Capulet's attitude in this scene is reminiscent of his demeanor at his masque in Act 1. Describe, by referring to the text, how you know this is true.
I'm not sure to which scene you're referring, but since you mention Act 1, scene 5 as well, I'll assume that you're comparing it to Act 3, scene 5 (Capulet railing against Juliet's refusal to marry Paris). In Act 1, scene 5, Capulet is at first delighting in his party. He encourages everyone to dance, and teases the ladies with gossip and rumors. But he soon changes his tone, when Tybalt threatens to attack Romeo. Suddenly, he is the man of the house, not willing to let a young, arrogant buck sully his reputation. When Tybalt says Romeo shall not be endured, Capulet responds:
He shall be endur'd.(80)
What, goodman boy? I say he shall. Go to!
Am I the master here, or you? Go to!
You'll not endure him? God shall mend my soul!
You'll make a mutiny among my guests!
You will set cock-a-hoop! you'll be the man!
He eventually forces Tybalt to leave, avoiding what he thinks will be an embarrassing scene. Similarly, in Act 3, scene 5, Capulet offers a kind word when he thinks Juliet will marry Paris, but quickly turns on her when she refuses. He offers sympathy for her tears, thinking they're for Tybalt, but immediately berates her when she doesn't agree to his arranged marriage:
How, how, how, how, choplogic? What is this?
‘Proud’—and ‘I thank you’—and ‘I thank you not’—
And yet ‘not proud’? Mistress minion you,
Thank me no thankings, nor proud me no prouds,(155)
But fettle your fine joints 'gainst Thursday next
To go with Paris to Saint Peter's Church,
Or I will drag thee on a hurdle thither.
Out, you green-sickness carrion!
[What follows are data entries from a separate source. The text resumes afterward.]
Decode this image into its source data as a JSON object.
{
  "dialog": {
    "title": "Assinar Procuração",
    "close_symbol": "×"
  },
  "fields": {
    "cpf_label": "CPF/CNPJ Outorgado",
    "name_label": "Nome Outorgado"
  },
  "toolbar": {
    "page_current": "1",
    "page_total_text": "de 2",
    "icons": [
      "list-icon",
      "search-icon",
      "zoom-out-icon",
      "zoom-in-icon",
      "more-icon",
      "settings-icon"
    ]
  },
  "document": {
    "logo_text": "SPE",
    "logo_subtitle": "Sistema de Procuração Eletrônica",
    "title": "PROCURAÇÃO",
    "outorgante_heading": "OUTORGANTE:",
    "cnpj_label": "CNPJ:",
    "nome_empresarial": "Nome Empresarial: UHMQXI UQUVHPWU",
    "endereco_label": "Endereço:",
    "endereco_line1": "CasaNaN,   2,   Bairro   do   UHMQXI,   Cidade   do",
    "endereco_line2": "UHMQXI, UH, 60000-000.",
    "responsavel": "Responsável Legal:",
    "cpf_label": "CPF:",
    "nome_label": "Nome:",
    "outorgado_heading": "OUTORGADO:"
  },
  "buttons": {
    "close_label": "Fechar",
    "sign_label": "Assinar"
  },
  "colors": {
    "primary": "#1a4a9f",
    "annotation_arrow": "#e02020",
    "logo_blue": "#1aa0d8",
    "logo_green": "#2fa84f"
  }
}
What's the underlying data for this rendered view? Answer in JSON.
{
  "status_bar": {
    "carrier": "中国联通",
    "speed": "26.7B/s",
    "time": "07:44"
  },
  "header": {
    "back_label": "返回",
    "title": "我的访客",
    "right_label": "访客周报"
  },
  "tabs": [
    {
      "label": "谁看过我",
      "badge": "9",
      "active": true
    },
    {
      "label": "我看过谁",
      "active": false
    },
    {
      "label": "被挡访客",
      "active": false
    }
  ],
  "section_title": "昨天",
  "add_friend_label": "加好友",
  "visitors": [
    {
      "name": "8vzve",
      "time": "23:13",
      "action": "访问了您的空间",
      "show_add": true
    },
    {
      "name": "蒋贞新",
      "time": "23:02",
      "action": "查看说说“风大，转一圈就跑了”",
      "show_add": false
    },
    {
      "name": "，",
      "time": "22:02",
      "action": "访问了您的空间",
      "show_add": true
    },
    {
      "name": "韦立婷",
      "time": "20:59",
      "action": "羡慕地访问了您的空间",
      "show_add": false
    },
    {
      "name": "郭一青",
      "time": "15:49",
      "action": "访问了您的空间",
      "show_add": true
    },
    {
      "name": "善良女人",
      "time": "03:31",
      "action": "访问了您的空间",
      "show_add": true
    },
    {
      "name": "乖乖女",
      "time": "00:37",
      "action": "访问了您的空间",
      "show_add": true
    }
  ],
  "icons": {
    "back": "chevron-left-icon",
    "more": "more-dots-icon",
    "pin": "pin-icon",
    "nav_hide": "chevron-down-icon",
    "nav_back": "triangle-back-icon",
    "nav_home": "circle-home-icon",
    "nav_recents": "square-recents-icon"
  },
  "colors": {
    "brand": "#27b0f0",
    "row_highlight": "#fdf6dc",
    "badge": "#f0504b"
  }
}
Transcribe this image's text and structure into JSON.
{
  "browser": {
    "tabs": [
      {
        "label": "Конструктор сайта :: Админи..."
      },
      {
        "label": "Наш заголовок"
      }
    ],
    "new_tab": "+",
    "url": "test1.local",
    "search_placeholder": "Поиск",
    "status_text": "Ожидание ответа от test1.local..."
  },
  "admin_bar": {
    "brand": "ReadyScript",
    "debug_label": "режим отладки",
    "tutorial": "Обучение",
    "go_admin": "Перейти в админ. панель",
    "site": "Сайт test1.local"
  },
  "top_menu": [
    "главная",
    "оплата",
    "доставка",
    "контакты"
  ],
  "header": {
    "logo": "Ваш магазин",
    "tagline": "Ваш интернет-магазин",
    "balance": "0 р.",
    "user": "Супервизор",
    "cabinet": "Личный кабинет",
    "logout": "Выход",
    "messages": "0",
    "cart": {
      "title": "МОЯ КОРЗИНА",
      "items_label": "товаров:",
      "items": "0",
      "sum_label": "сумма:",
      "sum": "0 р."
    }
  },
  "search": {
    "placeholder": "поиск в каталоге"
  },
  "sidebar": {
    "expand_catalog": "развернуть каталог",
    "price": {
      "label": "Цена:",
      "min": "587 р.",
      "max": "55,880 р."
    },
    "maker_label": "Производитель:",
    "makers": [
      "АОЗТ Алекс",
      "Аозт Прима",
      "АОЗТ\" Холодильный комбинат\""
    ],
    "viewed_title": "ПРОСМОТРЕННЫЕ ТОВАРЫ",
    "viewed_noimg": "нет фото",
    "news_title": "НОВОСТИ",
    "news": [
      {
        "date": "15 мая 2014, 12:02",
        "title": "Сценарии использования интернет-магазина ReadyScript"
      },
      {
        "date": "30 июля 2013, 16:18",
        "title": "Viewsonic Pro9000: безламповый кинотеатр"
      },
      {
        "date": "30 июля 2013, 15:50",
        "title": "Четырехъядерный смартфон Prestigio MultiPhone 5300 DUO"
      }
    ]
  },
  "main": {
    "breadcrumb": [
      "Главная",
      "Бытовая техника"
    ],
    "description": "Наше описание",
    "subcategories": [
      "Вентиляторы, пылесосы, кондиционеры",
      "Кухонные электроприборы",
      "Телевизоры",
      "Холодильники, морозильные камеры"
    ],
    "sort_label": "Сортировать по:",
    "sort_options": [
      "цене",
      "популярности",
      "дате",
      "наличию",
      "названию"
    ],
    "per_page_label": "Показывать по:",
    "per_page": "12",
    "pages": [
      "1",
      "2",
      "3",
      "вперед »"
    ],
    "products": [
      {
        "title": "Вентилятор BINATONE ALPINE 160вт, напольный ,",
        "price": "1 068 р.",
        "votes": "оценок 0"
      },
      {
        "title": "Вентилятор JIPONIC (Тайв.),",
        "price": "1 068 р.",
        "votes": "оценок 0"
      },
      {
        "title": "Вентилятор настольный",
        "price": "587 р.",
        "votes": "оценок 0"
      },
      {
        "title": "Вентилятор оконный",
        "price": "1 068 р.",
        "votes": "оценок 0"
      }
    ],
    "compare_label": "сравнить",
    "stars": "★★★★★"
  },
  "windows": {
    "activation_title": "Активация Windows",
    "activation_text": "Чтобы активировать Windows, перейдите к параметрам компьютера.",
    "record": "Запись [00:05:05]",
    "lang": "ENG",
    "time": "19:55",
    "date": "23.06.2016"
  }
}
Out, you baggage!
In both instances, Capulet asserts his dominance in the family, threatening physical violence to those who dare defy him.